My first entry point into the museum world was when I worked in a visitor services position at the Hammer Museum. I quickly fell in love with the power of art to connect people and ideas, and wanted to become more involved with the behind-the-scenes aspect of programming. After interning in the education department at the de Young Museum in San Francisco, I knew for sure this labor of love was for me, and decided to pursue my Master’s for more related opportunities. Since moving to Boston and starting the Tufts’ program, I started a collections internship at the Fitchburg Art Museum, and have happily discovered another possible career niche. Ultimately, this first year in the Tufts’ dual program has been incredible, and I can’t wait for another year of enjoyable challenges, new perspectives, and more learning.
Amanda S. Wall
I am Amanda and am so excited to be your new Museum Education Editor. I am originally from New York by way of Los Angeles and have just completed my first year in the Museum Education M.A. program.
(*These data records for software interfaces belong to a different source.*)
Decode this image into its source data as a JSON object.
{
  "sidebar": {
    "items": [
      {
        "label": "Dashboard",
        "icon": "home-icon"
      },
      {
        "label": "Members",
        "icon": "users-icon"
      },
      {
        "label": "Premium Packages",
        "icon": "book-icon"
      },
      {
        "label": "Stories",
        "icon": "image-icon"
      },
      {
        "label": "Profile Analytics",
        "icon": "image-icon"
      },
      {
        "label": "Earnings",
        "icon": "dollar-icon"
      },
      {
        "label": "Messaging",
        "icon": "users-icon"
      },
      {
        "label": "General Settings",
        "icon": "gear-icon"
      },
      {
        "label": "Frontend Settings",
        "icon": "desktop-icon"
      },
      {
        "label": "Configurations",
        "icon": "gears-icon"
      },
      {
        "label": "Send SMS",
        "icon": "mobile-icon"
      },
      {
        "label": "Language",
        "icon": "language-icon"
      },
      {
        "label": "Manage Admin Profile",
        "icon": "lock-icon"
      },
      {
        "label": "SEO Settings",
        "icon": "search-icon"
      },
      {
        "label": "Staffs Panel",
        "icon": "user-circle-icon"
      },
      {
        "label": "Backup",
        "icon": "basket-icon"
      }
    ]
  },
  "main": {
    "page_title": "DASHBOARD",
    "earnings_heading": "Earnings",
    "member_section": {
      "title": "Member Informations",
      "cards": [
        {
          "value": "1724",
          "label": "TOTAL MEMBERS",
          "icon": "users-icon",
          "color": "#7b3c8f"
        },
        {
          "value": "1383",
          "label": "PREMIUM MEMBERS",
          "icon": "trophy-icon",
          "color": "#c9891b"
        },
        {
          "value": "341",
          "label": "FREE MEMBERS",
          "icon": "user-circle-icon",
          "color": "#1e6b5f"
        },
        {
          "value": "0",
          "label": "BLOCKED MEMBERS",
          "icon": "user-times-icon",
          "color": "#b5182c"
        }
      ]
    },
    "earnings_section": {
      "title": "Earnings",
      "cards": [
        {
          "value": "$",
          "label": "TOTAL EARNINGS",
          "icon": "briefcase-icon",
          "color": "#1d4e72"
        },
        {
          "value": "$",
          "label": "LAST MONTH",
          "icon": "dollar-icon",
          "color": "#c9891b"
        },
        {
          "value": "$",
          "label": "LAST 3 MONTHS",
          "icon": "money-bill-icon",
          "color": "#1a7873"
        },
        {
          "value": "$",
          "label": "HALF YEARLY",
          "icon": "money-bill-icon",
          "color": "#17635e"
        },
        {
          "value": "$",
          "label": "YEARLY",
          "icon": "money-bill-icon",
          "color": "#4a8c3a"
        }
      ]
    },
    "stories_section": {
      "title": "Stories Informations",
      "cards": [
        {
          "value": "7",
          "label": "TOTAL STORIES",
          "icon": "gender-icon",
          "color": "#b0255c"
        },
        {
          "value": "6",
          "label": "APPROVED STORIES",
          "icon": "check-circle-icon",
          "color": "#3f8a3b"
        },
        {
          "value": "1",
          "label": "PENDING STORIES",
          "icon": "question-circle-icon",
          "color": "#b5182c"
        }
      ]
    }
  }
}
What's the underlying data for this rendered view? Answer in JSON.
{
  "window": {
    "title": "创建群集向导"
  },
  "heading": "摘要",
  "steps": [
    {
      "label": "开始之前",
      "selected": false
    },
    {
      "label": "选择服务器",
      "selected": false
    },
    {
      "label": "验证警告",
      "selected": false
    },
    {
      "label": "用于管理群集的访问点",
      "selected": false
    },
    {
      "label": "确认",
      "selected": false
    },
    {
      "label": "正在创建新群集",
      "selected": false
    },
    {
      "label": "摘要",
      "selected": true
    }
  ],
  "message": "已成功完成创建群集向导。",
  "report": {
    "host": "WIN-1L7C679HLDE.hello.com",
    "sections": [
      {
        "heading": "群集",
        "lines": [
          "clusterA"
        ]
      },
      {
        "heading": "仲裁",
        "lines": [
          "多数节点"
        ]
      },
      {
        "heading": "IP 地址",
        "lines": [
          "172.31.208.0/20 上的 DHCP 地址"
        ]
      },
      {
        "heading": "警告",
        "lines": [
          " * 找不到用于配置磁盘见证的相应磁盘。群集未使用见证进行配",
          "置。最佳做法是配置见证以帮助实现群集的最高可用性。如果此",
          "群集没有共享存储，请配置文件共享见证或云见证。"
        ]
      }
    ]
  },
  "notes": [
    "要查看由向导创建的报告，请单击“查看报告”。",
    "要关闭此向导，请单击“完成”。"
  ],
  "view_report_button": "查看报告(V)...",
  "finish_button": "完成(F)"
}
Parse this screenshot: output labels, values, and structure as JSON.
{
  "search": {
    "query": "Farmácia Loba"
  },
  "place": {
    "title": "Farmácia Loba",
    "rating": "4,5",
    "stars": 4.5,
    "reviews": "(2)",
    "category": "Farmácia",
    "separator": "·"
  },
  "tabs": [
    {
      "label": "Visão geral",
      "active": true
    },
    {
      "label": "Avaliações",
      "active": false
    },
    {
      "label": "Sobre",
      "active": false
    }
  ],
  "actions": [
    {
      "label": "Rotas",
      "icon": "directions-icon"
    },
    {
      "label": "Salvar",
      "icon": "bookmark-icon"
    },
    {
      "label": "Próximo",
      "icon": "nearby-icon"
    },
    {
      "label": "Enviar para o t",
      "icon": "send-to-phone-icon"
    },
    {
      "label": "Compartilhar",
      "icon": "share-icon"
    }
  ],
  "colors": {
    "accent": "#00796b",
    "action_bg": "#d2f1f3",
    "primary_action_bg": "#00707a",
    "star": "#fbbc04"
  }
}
My journey to Museum Education started as a child with a love for museums and archaeological sites. I loved learning everything and was always so enthused to share what I learned with others. Museums were a way to connect with the past to understand the present. This love led me to pursue a B.A. in Anthropology and a minor in Spanish, concentrating in Bioarchaeology, at SUNY New Paltz. While at New Paltz, I had the chance to conduct research on a newly discovered skeletal population culminating in a final project and poster on sex determination. I also had the opportunity to attend an Archaeological field school at the National Historic Landmark, Historic Huguenot Street. Upon graduating, I chose to serve as an AmeriCorps volunteer with City Year New York working with students at an East Harlem elementary school.
Although I loved both archaeology and education, I wasn’t clear on how I could pursue both interests until I began volunteering at the Natural History Museum of Los Angeles County. I started as a Gallery Interpreter, becoming certified in five different exhibitions as a Docent-in-Training, before moving on to the Vertebrate Paleontology collections team where I worked rehousing, inventorying, and researching archival techniques. My experience at NHM led me to realize that a profession in the Museum field would be a perfect way to merge my two academic interests. In the coming year I will be interning with the MIT Museum and the Tsongas Industrial History Center. In my free time I love to hike, travel, and play with my dog. As the Tufts Museum Studies Blog’s Museum Education Editor I will be focusing on museums and the public sphere, both in terms of education and how we are relating to and engaging our public.
We are really looking forward to further exploring and discussing the museum world with you, and we welcome you to contribute as guest author at any time. We hope you enjoy reading our posts, contributing to the conversation, and exploring the museum world with us this year!